### PROVIDED RECORDS
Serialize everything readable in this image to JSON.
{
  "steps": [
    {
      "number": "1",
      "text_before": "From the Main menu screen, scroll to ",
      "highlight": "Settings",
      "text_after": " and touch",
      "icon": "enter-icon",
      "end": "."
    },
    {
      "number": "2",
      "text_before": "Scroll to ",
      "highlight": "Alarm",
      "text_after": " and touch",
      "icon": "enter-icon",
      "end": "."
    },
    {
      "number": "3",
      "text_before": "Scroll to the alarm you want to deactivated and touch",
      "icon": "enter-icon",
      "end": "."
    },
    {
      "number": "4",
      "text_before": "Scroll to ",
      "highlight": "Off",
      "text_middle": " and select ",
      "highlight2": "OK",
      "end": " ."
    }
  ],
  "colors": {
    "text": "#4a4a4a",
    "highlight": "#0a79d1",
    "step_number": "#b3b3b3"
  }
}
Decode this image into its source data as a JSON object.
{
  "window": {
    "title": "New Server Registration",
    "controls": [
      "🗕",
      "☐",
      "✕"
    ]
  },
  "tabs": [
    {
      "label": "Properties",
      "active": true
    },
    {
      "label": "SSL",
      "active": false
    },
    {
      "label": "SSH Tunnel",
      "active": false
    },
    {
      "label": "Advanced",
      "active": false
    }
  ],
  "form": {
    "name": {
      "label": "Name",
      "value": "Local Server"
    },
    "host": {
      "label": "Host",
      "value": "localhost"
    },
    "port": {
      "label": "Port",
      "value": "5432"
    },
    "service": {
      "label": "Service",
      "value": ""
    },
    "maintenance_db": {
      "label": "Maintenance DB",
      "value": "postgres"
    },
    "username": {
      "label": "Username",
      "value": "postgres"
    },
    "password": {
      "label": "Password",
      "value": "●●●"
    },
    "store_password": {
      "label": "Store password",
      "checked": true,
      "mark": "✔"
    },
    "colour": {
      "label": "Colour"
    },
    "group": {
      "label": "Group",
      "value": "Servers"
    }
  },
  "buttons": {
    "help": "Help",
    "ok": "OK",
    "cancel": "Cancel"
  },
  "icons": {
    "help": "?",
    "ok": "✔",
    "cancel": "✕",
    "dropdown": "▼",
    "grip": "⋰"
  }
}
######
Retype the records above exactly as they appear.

Serialize everything readable in this image to JSON.
{
  "steps": [
    {
      "number": "1",
      "text_before": "From the Main menu screen, scroll to ",
      "highlight": "Settings",
      "text_after": " and touch",
      "icon": "enter-icon",
      "end": "."
    },
    {
      "number": "2",
      "text_before": "Scroll to ",
      "highlight": "Alarm",
      "text_after": " and touch",
      "icon": "enter-icon",
      "end": "."
    },
    {
      "number": "3",
      "text_before": "Scroll to the alarm you want to deactivated and touch",
      "icon": "enter-icon",
      "end": "."
    },
    {
      "number": "4",
      "text_before": "Scroll to ",
      "highlight": "Off",
      "text_middle": " and select ",
      "highlight2": "OK",
      "end": " ."
    }
  ],
  "colors": {
    "text": "#4a4a4a",
    "highlight": "#0a79d1",
    "step_number": "#b3b3b3"
  }
}
Decode this image into its source data as a JSON object.
{
  "window": {
    "title": "New Server Registration",
    "controls": [
      "🗕",
      "☐",
      "✕"
    ]
  },
  "tabs": [
    {
      "label": "Properties",
      "active": true
    },
    {
      "label": "SSL",
      "active": false
    },
    {
      "label": "SSH Tunnel",
      "active": false
    },
    {
      "label": "Advanced",
      "active": false
    }
  ],
  "form": {
    "name": {
      "label": "Name",
      "value": "Local Server"
    },
    "host": {
      "label": "Host",
      "value": "localhost"
    },
    "port": {
      "label": "Port",
      "value": "5432"
    },
    "service": {
      "label": "Service",
      "value": ""
    },
    "maintenance_db": {
      "label": "Maintenance DB",
      "value": "postgres"
    },
    "username": {
      "label": "Username",
      "value": "postgres"
    },
    "password": {
      "label": "Password",
      "value": "●●●"
    },
    "store_password": {
      "label": "Store password",
      "checked": true,
      "mark": "✔"
    },
    "colour": {
      "label": "Colour"
    },
    "group": {
      "label": "Group",
      "value": "Servers"
    }
  },
  "buttons": {
    "help": "Help",
    "ok": "OK",
    "cancel": "Cancel"
  },
  "icons": {
    "help": "?",
    "ok": "✔",
    "cancel": "✕",
    "dropdown": "▼",
    "grip": "⋰"
  }
}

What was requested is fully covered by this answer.